:: ACTIVITY ::
Would you filter these records and copy every line that has the word "Richiedi"?
——————
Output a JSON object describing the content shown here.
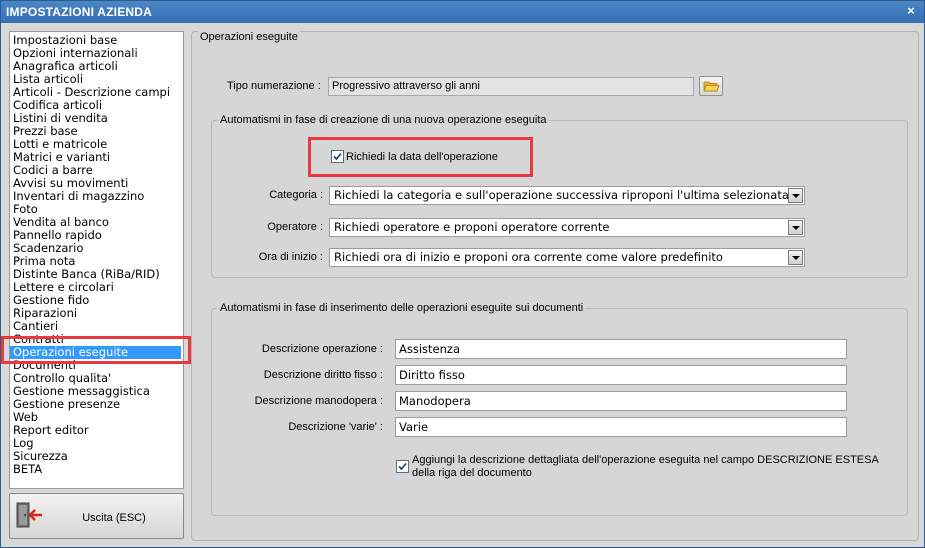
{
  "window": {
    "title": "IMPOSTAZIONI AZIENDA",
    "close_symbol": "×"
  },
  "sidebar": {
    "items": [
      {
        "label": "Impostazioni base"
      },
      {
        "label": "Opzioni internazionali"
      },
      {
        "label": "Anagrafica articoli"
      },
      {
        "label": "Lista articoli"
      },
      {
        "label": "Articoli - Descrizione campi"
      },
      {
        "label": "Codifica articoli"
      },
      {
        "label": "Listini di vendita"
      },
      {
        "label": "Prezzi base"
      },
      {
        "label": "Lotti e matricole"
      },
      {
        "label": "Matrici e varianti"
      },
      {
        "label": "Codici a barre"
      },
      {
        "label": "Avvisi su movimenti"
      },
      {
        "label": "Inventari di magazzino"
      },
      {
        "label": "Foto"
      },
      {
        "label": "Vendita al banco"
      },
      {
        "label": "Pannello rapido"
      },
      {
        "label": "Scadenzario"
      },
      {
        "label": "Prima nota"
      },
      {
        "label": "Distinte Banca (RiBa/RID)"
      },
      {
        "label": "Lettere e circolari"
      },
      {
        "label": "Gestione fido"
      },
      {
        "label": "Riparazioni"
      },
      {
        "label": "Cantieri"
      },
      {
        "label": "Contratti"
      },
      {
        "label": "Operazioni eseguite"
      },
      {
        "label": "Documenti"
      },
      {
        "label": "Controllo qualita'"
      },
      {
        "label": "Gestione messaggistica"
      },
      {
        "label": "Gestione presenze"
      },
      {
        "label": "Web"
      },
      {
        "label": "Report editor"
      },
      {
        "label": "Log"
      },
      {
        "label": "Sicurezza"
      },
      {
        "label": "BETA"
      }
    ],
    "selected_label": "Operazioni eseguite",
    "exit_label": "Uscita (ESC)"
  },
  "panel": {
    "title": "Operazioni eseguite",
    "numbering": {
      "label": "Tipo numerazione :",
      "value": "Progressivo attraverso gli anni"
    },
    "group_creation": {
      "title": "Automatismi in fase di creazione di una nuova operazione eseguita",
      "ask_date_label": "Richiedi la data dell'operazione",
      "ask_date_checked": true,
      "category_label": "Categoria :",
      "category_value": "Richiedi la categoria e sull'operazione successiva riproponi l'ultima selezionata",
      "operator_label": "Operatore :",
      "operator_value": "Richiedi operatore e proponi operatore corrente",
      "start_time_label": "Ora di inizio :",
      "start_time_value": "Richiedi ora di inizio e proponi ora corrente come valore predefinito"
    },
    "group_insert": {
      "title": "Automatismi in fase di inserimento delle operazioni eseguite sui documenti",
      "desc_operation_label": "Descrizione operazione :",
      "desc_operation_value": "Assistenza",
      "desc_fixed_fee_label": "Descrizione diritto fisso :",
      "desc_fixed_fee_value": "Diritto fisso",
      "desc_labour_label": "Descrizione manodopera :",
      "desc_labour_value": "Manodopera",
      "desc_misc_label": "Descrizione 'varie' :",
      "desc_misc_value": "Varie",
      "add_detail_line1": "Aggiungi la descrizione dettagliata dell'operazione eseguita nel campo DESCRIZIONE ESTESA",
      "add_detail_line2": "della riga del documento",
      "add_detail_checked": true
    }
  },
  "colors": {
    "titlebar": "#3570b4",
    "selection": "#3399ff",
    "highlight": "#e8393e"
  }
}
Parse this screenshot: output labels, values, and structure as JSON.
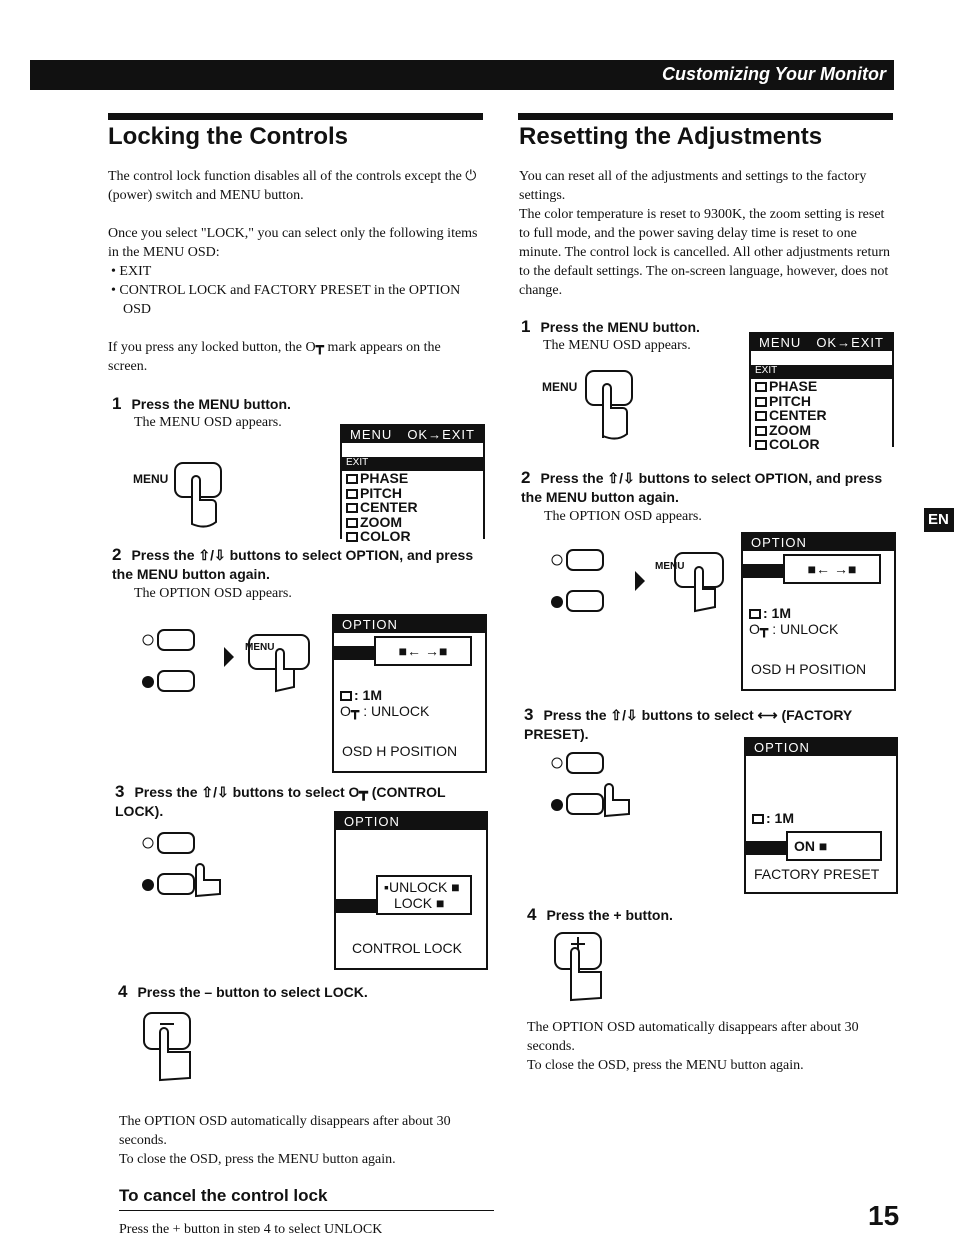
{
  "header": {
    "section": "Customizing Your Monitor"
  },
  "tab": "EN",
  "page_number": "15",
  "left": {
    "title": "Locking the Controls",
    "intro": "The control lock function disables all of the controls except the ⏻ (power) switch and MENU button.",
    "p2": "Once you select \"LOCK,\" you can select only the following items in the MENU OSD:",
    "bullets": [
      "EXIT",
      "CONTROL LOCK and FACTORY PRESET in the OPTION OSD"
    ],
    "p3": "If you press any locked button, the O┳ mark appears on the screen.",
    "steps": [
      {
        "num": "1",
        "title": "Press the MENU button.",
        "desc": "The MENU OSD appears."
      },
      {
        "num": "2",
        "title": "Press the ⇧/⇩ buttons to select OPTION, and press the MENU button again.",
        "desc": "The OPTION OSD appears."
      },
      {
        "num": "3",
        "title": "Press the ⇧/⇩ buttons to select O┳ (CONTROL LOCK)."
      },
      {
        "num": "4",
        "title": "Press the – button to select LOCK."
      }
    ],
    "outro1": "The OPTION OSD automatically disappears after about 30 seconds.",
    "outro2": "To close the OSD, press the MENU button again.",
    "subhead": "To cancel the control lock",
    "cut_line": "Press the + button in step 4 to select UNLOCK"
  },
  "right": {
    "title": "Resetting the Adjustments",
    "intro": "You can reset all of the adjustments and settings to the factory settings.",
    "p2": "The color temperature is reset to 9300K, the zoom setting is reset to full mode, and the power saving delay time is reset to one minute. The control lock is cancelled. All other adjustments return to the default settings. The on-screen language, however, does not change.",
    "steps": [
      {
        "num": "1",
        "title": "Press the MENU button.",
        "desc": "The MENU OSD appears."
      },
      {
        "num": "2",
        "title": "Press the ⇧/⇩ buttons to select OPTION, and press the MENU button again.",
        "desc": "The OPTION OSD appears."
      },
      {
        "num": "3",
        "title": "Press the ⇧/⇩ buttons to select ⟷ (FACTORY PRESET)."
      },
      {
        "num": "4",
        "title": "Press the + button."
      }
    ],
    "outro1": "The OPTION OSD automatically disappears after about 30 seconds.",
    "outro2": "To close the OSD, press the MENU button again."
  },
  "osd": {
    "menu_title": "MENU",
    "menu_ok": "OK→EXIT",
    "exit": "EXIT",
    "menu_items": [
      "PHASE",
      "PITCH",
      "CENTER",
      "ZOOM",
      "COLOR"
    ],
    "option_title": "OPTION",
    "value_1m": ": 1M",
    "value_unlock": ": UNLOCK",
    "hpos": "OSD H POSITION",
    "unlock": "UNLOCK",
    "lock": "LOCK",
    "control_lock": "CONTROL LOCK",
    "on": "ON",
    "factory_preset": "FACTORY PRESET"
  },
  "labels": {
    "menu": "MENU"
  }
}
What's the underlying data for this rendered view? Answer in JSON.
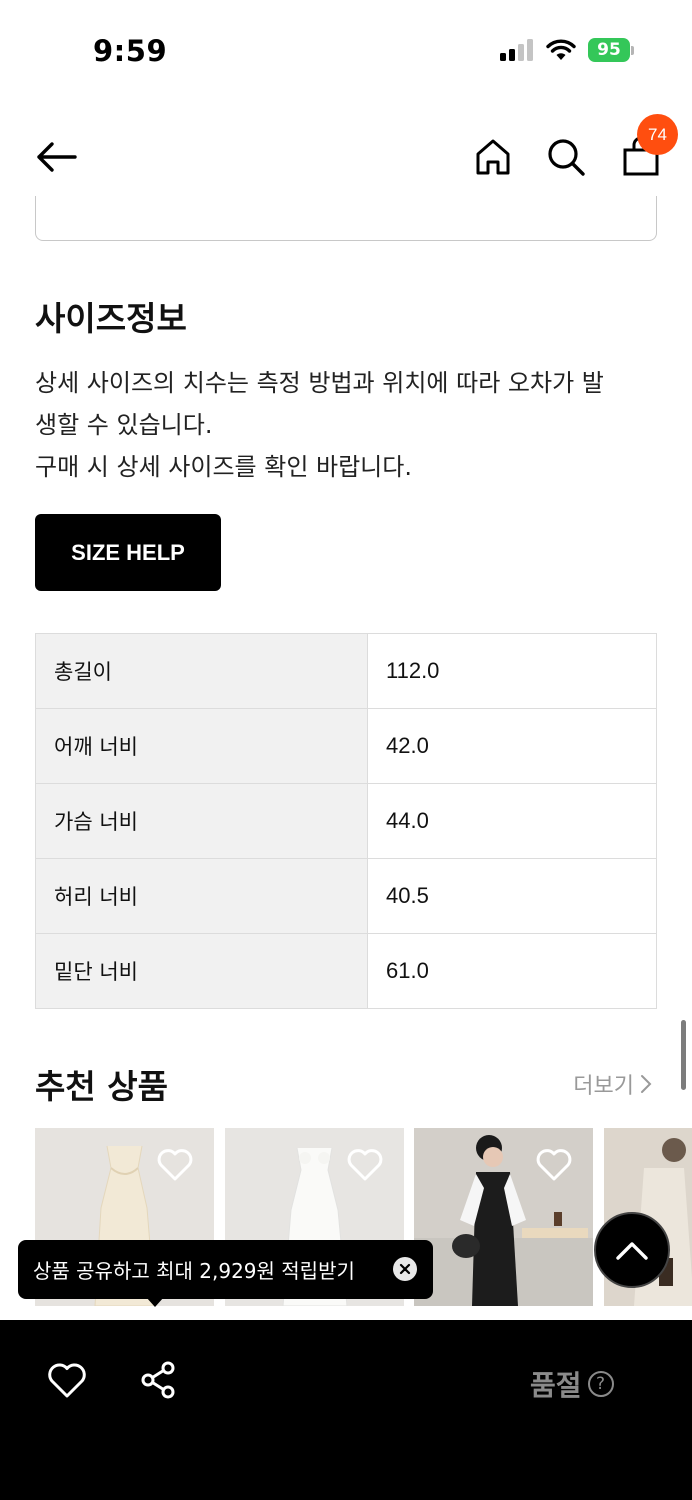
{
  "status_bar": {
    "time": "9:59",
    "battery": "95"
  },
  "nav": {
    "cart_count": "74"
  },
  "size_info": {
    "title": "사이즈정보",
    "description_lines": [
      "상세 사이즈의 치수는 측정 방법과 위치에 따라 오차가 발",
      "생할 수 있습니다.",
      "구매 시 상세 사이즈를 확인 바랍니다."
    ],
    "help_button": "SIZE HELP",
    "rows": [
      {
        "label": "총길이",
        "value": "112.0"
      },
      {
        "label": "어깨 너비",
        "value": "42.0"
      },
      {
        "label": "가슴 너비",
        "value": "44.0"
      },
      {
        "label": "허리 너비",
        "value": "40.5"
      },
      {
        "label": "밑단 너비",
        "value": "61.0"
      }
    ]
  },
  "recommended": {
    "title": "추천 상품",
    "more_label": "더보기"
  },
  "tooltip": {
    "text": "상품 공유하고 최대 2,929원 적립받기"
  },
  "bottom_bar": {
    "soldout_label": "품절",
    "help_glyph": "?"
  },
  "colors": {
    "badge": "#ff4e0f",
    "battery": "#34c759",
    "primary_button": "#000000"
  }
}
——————
:: EXPECTED ANSWER ::
      "ask_date_label": "Richiedi la data dell'operazione",
      "category_value": "Richiedi la categoria e sull'operazione successiva riproponi l'ultima selezionata",
      "operator_value": "Richiedi operatore e proponi operatore corrente",
      "start_time_value": "Richiedi ora di inizio e proponi ora corrente come valore predefinito"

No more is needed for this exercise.